Most people believe commercial airplane cabins to be festering cess pools of germs just waiting to infect the people seated inside them. And while, yes, passengers suffering from some common airborne illness like the cold or flu can indeed get their seatmates sick, you're not at much risk of catching something by just being in the same stuffy space as them. That's at least according to new research published in Proceedings of the National Academy of Sciences, which found that you're really only at risk of catching something contagious if you’re seated within three feet of a sick person.
The study employed a team of people seated in every five rows of a single-aisle aircraft to observe the comings and goings of passengers and crew within the airplane cabin during 10 intercontinental flights, and compared those movement patterns to the long-known ways in which the flu is transmitted in the air. The team also collected air and surface samples from all around the cabin to see just how germy it is in general.
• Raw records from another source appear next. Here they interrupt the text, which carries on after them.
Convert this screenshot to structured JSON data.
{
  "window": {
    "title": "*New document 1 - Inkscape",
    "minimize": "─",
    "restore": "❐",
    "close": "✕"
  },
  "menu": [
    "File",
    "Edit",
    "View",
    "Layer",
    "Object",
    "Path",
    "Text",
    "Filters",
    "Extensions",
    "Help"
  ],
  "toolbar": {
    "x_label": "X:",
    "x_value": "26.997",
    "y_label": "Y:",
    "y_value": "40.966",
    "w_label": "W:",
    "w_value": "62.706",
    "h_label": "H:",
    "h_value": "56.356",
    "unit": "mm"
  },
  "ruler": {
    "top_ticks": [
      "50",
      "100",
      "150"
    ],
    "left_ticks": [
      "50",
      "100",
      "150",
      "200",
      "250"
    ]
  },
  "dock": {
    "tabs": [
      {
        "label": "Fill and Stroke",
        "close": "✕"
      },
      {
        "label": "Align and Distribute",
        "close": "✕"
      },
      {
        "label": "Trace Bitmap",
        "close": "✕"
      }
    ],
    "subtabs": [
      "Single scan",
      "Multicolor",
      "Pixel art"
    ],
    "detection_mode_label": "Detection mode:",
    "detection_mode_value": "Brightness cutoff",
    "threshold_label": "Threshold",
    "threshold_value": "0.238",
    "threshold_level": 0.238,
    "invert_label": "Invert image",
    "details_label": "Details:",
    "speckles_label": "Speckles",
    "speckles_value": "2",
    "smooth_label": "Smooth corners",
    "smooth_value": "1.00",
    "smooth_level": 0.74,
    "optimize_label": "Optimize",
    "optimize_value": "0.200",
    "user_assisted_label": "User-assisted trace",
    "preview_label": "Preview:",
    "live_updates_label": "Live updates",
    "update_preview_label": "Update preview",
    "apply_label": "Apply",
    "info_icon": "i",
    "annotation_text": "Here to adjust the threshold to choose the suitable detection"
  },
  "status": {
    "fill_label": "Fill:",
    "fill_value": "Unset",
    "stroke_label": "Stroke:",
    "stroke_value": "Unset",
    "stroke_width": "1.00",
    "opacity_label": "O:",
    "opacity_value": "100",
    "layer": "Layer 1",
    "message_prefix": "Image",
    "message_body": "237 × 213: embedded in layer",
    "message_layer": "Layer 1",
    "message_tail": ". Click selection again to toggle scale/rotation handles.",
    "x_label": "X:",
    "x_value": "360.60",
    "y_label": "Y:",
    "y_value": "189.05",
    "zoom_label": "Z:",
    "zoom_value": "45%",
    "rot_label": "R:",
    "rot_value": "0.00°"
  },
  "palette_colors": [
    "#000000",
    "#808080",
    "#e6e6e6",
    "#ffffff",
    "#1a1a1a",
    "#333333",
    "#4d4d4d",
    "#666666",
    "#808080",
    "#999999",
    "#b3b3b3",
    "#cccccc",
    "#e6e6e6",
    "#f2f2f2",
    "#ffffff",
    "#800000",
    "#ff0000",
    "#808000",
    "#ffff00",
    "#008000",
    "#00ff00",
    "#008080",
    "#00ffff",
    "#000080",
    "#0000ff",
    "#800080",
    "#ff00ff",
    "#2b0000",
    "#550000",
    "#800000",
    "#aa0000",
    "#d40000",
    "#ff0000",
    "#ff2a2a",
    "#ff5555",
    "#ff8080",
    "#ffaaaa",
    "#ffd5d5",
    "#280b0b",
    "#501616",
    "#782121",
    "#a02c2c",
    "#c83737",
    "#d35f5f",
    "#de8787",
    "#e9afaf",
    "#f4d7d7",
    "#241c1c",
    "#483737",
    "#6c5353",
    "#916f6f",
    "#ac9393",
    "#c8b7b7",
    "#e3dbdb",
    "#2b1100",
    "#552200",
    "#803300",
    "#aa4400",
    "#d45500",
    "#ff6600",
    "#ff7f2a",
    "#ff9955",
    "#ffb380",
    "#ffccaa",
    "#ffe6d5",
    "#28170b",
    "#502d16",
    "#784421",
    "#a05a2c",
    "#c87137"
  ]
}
The researchers assumed a hypothetical sick passenger was seated in the middle of the plane, and created a computer model using their collected data to simulate who might get infected by them. Surprisingly, they found that passengers who sat in the row directly in front of or behind a sick person (or within two seats to the right or left of them) had an 80% or higher chance of getting infected, while for everyone else on board the likelihood of being infected dropped to just 3%.
Of course, these presumptions were made using a computer model, and the real world can introduce lots of unpredictable scenarios (a sick person sneezes while walking to the lavatory or brushes up against you while boarding, etc.), but it's still nice to know airplanes may not be the crazy disease-spreading machines we all thought they were. In fact, of the 229 surface and air samples the researchers collected, not a single one tested posted for even traces of 18 different common respiratory viruses.
And while all this intel is well and good, there's really no way to plan ahead to prevent yourself from being seated in close proximity to a flu-ey or sneezy specimen. All you can hope for is that you'll be able to finagle your way into a free seat away from an obviously sick person once you board (or try to swap with some unsuspecting poor soul).
Also, wash your damn hands, people!